(Web page and app entries)
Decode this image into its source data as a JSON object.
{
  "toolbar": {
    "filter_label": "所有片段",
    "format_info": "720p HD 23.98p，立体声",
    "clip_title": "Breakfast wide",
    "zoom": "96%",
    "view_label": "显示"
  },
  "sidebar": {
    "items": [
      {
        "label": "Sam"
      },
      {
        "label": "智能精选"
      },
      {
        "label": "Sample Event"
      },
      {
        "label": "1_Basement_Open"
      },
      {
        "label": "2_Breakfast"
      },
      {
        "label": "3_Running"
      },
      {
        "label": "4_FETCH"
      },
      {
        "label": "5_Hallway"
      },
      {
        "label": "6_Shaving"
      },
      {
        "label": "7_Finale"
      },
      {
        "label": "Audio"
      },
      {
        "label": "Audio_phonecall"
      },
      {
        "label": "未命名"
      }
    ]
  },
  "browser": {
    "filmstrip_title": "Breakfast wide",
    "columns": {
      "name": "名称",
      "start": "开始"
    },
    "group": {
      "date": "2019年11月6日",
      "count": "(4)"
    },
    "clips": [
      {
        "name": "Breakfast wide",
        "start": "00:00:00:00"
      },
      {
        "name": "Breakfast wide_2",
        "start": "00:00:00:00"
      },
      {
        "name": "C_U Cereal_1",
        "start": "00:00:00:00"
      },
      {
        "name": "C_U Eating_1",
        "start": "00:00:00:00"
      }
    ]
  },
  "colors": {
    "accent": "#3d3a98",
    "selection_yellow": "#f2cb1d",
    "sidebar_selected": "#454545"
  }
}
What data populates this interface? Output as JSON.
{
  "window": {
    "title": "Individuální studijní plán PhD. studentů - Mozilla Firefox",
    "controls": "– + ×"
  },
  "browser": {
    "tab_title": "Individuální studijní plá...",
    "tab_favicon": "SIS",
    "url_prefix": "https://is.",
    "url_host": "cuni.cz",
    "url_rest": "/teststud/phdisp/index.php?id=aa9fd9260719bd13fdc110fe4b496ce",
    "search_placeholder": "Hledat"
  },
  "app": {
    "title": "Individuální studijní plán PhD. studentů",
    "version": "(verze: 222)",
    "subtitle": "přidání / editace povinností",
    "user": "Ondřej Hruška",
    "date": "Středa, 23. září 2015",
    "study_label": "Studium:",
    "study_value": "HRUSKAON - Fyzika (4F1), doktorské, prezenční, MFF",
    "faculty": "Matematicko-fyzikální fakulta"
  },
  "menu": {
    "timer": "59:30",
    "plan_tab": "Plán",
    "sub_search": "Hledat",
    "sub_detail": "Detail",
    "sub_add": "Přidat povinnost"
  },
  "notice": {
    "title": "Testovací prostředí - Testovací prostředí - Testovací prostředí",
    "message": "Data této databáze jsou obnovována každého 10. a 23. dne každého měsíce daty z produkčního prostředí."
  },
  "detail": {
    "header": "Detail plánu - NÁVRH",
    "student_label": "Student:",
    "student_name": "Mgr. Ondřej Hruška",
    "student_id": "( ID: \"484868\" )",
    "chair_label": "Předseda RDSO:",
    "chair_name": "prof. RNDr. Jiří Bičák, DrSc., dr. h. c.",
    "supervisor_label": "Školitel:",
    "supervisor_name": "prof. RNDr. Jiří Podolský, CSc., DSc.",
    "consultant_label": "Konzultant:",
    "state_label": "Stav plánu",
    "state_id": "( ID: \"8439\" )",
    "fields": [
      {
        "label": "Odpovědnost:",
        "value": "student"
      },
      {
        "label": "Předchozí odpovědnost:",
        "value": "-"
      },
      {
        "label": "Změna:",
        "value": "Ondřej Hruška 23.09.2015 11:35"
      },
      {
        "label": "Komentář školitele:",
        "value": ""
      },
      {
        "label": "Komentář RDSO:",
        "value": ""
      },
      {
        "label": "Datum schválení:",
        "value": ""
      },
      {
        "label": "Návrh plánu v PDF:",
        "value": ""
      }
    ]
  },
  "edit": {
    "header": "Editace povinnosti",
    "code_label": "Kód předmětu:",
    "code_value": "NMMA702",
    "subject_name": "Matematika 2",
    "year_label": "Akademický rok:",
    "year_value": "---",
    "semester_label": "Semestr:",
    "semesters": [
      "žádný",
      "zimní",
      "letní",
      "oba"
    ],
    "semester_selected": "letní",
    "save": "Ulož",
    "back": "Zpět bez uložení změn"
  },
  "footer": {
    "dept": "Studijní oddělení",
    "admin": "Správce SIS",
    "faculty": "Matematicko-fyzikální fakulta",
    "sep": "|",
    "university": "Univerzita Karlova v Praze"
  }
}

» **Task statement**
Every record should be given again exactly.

» **Problem solution**
Decode this image into its source data as a JSON object.
{
  "toolbar": {
    "filter_label": "所有片段",
    "format_info": "720p HD 23.98p，立体声",
    "clip_title": "Breakfast wide",
    "zoom": "96%",
    "view_label": "显示"
  },
  "sidebar": {
    "items": [
      {
        "label": "Sam"
      },
      {
        "label": "智能精选"
      },
      {
        "label": "Sample Event"
      },
      {
        "label": "1_Basement_Open"
      },
      {
        "label": "2_Breakfast"
      },
      {
        "label": "3_Running"
      },
      {
        "label": "4_FETCH"
      },
      {
        "label": "5_Hallway"
      },
      {
        "label": "6_Shaving"
      },
      {
        "label": "7_Finale"
      },
      {
        "label": "Audio"
      },
      {
        "label": "Audio_phonecall"
      },
      {
        "label": "未命名"
      }
    ]
  },
  "browser": {
    "filmstrip_title": "Breakfast wide",
    "columns": {
      "name": "名称",
      "start": "开始"
    },
    "group": {
      "date": "2019年11月6日",
      "count": "(4)"
    },
    "clips": [
      {
        "name": "Breakfast wide",
        "start": "00:00:00:00"
      },
      {
        "name": "Breakfast wide_2",
        "start": "00:00:00:00"
      },
      {
        "name": "C_U Cereal_1",
        "start": "00:00:00:00"
      },
      {
        "name": "C_U Eating_1",
        "start": "00:00:00:00"
      }
    ]
  },
  "colors": {
    "accent": "#3d3a98",
    "selection_yellow": "#f2cb1d",
    "sidebar_selected": "#454545"
  }
}
What data populates this interface? Output as JSON.
{
  "window": {
    "title": "Individuální studijní plán PhD. studentů - Mozilla Firefox",
    "controls": "– + ×"
  },
  "browser": {
    "tab_title": "Individuální studijní plá...",
    "tab_favicon": "SIS",
    "url_prefix": "https://is.",
    "url_host": "cuni.cz",
    "url_rest": "/teststud/phdisp/index.php?id=aa9fd9260719bd13fdc110fe4b496ce",
    "search_placeholder": "Hledat"
  },
  "app": {
    "title": "Individuální studijní plán PhD. studentů",
    "version": "(verze: 222)",
    "subtitle": "přidání / editace povinností",
    "user": "Ondřej Hruška",
    "date": "Středa, 23. září 2015",
    "study_label": "Studium:",
    "study_value": "HRUSKAON - Fyzika (4F1), doktorské, prezenční, MFF",
    "faculty": "Matematicko-fyzikální fakulta"
  },
  "menu": {
    "timer": "59:30",
    "plan_tab": "Plán",
    "sub_search": "Hledat",
    "sub_detail": "Detail",
    "sub_add": "Přidat povinnost"
  },
  "notice": {
    "title": "Testovací prostředí - Testovací prostředí - Testovací prostředí",
    "message": "Data této databáze jsou obnovována každého 10. a 23. dne každého měsíce daty z produkčního prostředí."
  },
  "detail": {
    "header": "Detail plánu - NÁVRH",
    "student_label": "Student:",
    "student_name": "Mgr. Ondřej Hruška",
    "student_id": "( ID: \"484868\" )",
    "chair_label": "Předseda RDSO:",
    "chair_name": "prof. RNDr. Jiří Bičák, DrSc., dr. h. c.",
    "supervisor_label": "Školitel:",
    "supervisor_name": "prof. RNDr. Jiří Podolský, CSc., DSc.",
    "consultant_label": "Konzultant:",
    "state_label": "Stav plánu",
    "state_id": "( ID: \"8439\" )",
    "fields": [
      {
        "label": "Odpovědnost:",
        "value": "student"
      },
      {
        "label": "Předchozí odpovědnost:",
        "value": "-"
      },
      {
        "label": "Změna:",
        "value": "Ondřej Hruška 23.09.2015 11:35"
      },
      {
        "label": "Komentář školitele:",
        "value": ""
      },
      {
        "label": "Komentář RDSO:",
        "value": ""
      },
      {
        "label": "Datum schválení:",
        "value": ""
      },
      {
        "label": "Návrh plánu v PDF:",
        "value": ""
      }
    ]
  },
  "edit": {
    "header": "Editace povinnosti",
    "code_label": "Kód předmětu:",
    "code_value": "NMMA702",
    "subject_name": "Matematika 2",
    "year_label": "Akademický rok:",
    "year_value": "---",
    "semester_label": "Semestr:",
    "semesters": [
      "žádný",
      "zimní",
      "letní",
      "oba"
    ],
    "semester_selected": "letní",
    "save": "Ulož",
    "back": "Zpět bez uložení změn"
  },
  "footer": {
    "dept": "Studijní oddělení",
    "admin": "Správce SIS",
    "faculty": "Matematicko-fyzikální fakulta",
    "sep": "|",
    "university": "Univerzita Karlova v Praze"
  }
}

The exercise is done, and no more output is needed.